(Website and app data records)
((

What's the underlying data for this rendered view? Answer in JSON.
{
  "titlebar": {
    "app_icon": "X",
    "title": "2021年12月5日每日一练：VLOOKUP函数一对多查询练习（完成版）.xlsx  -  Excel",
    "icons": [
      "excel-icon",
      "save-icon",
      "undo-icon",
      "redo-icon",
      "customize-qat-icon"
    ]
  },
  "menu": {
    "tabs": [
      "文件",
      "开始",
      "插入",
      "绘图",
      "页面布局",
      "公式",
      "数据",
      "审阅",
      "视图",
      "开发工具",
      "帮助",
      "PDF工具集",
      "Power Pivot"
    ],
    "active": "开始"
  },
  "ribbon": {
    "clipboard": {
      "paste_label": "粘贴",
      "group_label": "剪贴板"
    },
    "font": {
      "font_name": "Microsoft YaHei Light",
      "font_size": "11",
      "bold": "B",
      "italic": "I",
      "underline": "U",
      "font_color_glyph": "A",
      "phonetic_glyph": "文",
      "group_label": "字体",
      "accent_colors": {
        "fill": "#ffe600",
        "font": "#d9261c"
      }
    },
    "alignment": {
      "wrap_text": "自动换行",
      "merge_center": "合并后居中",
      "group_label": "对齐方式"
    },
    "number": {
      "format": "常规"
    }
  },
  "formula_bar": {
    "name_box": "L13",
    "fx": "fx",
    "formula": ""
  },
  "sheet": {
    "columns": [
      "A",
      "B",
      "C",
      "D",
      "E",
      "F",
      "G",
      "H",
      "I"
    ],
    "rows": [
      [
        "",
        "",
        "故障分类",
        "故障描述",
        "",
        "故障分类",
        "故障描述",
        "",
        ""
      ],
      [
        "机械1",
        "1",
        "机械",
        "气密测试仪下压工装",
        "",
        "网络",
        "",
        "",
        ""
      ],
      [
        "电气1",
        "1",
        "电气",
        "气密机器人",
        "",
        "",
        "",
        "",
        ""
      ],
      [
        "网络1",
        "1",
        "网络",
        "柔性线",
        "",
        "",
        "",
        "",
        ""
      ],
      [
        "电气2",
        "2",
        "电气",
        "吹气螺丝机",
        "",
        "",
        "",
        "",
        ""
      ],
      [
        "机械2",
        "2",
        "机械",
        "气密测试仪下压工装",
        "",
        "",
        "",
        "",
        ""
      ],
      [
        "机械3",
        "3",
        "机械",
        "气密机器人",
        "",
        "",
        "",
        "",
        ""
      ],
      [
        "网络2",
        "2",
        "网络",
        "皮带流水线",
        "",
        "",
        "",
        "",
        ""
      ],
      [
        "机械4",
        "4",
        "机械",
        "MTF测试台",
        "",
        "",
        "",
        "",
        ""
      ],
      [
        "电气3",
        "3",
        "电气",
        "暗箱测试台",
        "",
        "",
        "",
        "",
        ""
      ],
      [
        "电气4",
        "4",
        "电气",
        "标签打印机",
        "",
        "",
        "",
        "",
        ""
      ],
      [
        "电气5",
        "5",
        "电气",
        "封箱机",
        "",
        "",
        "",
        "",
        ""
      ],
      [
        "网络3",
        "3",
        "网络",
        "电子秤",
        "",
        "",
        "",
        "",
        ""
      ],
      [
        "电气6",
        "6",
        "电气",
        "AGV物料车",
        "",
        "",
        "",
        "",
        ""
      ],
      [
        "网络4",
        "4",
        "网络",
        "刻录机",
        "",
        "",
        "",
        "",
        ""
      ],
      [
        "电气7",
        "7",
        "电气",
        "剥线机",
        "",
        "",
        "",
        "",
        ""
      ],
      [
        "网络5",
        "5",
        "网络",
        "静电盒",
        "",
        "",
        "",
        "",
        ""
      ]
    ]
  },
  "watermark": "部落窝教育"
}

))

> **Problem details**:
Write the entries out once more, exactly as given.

> **Expected answer**:
What's the underlying data for this rendered view? Answer in JSON.
{
  "titlebar": {
    "app_icon": "X",
    "title": "2021年12月5日每日一练：VLOOKUP函数一对多查询练习（完成版）.xlsx  -  Excel",
    "icons": [
      "excel-icon",
      "save-icon",
      "undo-icon",
      "redo-icon",
      "customize-qat-icon"
    ]
  },
  "menu": {
    "tabs": [
      "文件",
      "开始",
      "插入",
      "绘图",
      "页面布局",
      "公式",
      "数据",
      "审阅",
      "视图",
      "开发工具",
      "帮助",
      "PDF工具集",
      "Power Pivot"
    ],
    "active": "开始"
  },
  "ribbon": {
    "clipboard": {
      "paste_label": "粘贴",
      "group_label": "剪贴板"
    },
    "font": {
      "font_name": "Microsoft YaHei Light",
      "font_size": "11",
      "bold": "B",
      "italic": "I",
      "underline": "U",
      "font_color_glyph": "A",
      "phonetic_glyph": "文",
      "group_label": "字体",
      "accent_colors": {
        "fill": "#ffe600",
        "font": "#d9261c"
      }
    },
    "alignment": {
      "wrap_text": "自动换行",
      "merge_center": "合并后居中",
      "group_label": "对齐方式"
    },
    "number": {
      "format": "常规"
    }
  },
  "formula_bar": {
    "name_box": "L13",
    "fx": "fx",
    "formula": ""
  },
  "sheet": {
    "columns": [
      "A",
      "B",
      "C",
      "D",
      "E",
      "F",
      "G",
      "H",
      "I"
    ],
    "rows": [
      [
        "",
        "",
        "故障分类",
        "故障描述",
        "",
        "故障分类",
        "故障描述",
        "",
        ""
      ],
      [
        "机械1",
        "1",
        "机械",
        "气密测试仪下压工装",
        "",
        "网络",
        "",
        "",
        ""
      ],
      [
        "电气1",
        "1",
        "电气",
        "气密机器人",
        "",
        "",
        "",
        "",
        ""
      ],
      [
        "网络1",
        "1",
        "网络",
        "柔性线",
        "",
        "",
        "",
        "",
        ""
      ],
      [
        "电气2",
        "2",
        "电气",
        "吹气螺丝机",
        "",
        "",
        "",
        "",
        ""
      ],
      [
        "机械2",
        "2",
        "机械",
        "气密测试仪下压工装",
        "",
        "",
        "",
        "",
        ""
      ],
      [
        "机械3",
        "3",
        "机械",
        "气密机器人",
        "",
        "",
        "",
        "",
        ""
      ],
      [
        "网络2",
        "2",
        "网络",
        "皮带流水线",
        "",
        "",
        "",
        "",
        ""
      ],
      [
        "机械4",
        "4",
        "机械",
        "MTF测试台",
        "",
        "",
        "",
        "",
        ""
      ],
      [
        "电气3",
        "3",
        "电气",
        "暗箱测试台",
        "",
        "",
        "",
        "",
        ""
      ],
      [
        "电气4",
        "4",
        "电气",
        "标签打印机",
        "",
        "",
        "",
        "",
        ""
      ],
      [
        "电气5",
        "5",
        "电气",
        "封箱机",
        "",
        "",
        "",
        "",
        ""
      ],
      [
        "网络3",
        "3",
        "网络",
        "电子秤",
        "",
        "",
        "",
        "",
        ""
      ],
      [
        "电气6",
        "6",
        "电气",
        "AGV物料车",
        "",
        "",
        "",
        "",
        ""
      ],
      [
        "网络4",
        "4",
        "网络",
        "刻录机",
        "",
        "",
        "",
        "",
        ""
      ],
      [
        "电气7",
        "7",
        "电气",
        "剥线机",
        "",
        "",
        "",
        "",
        ""
      ],
      [
        "网络5",
        "5",
        "网络",
        "静电盒",
        "",
        "",
        "",
        "",
        ""
      ]
    ]
  },
  "watermark": "部落窝教育"
}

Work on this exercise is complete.